Dataset rows describing interfaces:
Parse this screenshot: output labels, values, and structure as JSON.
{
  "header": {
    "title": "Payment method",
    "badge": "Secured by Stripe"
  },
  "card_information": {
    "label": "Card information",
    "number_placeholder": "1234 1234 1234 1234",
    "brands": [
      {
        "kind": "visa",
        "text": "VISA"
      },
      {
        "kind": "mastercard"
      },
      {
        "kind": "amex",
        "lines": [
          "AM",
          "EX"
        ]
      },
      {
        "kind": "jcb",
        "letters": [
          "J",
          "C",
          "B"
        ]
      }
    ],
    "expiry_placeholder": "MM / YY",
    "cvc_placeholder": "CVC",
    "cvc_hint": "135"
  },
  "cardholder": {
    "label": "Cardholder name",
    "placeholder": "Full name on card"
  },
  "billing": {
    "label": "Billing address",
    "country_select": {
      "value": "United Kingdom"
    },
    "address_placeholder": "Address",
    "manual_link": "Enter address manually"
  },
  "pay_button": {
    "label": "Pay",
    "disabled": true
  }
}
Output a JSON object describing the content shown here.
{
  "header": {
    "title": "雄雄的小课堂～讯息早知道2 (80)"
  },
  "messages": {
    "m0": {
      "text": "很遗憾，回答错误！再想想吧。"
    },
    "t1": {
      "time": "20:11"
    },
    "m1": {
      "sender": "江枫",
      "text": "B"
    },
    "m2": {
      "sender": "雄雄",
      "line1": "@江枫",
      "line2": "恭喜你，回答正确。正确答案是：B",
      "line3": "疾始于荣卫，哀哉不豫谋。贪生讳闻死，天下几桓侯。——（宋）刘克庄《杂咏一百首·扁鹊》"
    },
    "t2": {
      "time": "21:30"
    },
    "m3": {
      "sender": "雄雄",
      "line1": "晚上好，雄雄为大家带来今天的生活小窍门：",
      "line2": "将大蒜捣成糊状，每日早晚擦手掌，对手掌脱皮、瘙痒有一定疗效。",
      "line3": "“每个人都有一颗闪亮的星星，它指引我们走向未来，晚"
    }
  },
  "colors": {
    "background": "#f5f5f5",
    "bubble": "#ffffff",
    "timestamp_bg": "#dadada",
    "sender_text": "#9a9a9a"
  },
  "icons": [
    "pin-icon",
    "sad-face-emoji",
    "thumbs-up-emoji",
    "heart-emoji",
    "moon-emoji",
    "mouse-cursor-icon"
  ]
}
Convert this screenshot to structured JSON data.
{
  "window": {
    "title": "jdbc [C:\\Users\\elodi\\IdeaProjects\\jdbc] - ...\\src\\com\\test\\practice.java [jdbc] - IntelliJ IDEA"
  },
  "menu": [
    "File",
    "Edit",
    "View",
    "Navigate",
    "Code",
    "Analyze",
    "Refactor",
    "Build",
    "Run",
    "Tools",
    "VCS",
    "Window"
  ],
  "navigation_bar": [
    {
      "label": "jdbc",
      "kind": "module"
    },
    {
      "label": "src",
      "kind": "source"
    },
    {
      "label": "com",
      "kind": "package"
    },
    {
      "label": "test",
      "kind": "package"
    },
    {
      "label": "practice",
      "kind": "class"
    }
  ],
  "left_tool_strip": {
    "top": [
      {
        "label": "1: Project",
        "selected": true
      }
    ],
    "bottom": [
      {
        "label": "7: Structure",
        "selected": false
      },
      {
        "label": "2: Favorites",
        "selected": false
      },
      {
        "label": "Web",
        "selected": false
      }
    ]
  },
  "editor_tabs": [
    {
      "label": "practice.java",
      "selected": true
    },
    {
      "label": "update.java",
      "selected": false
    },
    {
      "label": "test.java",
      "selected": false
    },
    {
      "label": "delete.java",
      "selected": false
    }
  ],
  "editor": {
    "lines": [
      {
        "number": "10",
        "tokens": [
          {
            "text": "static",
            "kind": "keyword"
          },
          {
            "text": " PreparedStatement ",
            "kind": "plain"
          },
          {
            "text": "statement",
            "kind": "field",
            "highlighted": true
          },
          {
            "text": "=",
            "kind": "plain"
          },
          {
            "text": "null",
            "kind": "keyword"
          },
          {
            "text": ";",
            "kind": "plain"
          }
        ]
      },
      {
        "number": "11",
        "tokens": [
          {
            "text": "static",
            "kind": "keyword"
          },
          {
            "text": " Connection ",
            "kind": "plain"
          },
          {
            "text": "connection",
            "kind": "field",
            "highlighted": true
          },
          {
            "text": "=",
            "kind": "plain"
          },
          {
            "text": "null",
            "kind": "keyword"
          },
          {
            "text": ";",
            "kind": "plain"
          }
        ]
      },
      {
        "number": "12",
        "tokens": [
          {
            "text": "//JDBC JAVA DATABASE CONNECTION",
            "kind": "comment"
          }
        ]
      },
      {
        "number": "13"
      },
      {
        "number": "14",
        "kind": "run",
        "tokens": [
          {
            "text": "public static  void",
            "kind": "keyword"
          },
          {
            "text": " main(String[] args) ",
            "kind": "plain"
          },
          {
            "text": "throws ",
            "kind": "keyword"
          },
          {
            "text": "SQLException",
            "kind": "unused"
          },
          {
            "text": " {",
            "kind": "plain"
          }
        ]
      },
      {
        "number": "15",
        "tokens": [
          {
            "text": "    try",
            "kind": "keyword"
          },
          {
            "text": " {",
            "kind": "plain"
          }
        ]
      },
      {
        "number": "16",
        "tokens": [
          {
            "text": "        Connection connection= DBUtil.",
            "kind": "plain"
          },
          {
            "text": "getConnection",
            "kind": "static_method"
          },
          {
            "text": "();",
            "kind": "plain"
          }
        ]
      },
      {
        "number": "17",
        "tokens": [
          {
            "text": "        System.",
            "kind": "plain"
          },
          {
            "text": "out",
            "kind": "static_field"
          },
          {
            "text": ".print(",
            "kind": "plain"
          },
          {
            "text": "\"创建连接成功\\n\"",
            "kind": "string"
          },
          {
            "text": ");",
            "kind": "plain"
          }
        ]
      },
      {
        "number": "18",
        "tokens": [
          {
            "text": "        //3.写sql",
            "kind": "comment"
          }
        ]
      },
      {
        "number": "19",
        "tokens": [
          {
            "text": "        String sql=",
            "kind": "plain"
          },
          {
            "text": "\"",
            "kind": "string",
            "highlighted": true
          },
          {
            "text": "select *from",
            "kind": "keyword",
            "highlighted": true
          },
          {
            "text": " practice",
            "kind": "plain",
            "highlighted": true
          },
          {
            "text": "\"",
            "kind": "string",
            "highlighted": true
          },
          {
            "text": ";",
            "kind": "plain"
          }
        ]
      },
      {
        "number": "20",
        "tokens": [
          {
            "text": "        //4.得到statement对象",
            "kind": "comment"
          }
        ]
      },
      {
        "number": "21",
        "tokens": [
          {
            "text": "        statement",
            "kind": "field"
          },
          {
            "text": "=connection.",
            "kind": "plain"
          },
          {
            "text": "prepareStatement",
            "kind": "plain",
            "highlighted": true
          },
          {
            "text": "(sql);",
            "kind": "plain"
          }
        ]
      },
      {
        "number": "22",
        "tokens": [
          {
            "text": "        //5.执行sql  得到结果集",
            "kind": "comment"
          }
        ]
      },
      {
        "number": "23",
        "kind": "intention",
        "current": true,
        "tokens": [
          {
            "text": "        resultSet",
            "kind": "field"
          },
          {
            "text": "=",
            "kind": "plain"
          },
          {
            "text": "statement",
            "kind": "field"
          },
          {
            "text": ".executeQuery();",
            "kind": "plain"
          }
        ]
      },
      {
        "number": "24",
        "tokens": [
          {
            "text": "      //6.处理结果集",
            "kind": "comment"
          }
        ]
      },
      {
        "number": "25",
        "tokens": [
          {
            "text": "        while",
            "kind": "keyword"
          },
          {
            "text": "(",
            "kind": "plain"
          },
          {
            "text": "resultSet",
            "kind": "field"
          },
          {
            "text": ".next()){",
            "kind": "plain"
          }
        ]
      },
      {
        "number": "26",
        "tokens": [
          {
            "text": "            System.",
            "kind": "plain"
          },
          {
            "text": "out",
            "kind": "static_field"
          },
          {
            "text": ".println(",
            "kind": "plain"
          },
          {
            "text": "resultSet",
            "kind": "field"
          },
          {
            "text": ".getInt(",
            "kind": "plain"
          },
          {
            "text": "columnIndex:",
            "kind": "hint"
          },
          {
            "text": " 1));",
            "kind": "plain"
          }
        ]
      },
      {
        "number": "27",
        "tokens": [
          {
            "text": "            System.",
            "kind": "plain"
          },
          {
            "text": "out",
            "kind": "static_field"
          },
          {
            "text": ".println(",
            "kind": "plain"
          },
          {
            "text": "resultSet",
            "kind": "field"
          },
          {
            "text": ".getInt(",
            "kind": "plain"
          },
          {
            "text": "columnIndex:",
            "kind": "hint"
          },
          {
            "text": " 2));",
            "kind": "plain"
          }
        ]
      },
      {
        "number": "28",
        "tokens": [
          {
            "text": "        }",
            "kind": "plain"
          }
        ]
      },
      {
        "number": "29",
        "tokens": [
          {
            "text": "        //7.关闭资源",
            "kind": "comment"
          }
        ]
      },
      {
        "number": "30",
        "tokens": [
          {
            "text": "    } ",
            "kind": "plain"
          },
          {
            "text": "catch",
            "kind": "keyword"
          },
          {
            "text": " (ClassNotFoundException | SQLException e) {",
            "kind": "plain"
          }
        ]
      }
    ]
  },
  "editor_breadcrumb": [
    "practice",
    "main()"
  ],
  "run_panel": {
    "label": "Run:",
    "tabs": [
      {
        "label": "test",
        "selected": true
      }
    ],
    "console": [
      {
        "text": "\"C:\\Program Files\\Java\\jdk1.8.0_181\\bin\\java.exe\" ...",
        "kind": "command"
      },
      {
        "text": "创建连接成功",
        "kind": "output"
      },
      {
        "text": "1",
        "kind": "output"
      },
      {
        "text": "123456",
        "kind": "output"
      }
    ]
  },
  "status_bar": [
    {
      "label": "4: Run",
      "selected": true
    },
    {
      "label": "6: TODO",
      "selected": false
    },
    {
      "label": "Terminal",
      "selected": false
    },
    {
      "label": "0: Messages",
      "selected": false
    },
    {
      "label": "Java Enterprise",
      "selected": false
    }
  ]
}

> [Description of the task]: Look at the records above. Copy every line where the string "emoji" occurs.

> [Answer]:
    "sad-face-emoji",
    "thumbs-up-emoji",
    "heart-emoji",
    "moon-emoji",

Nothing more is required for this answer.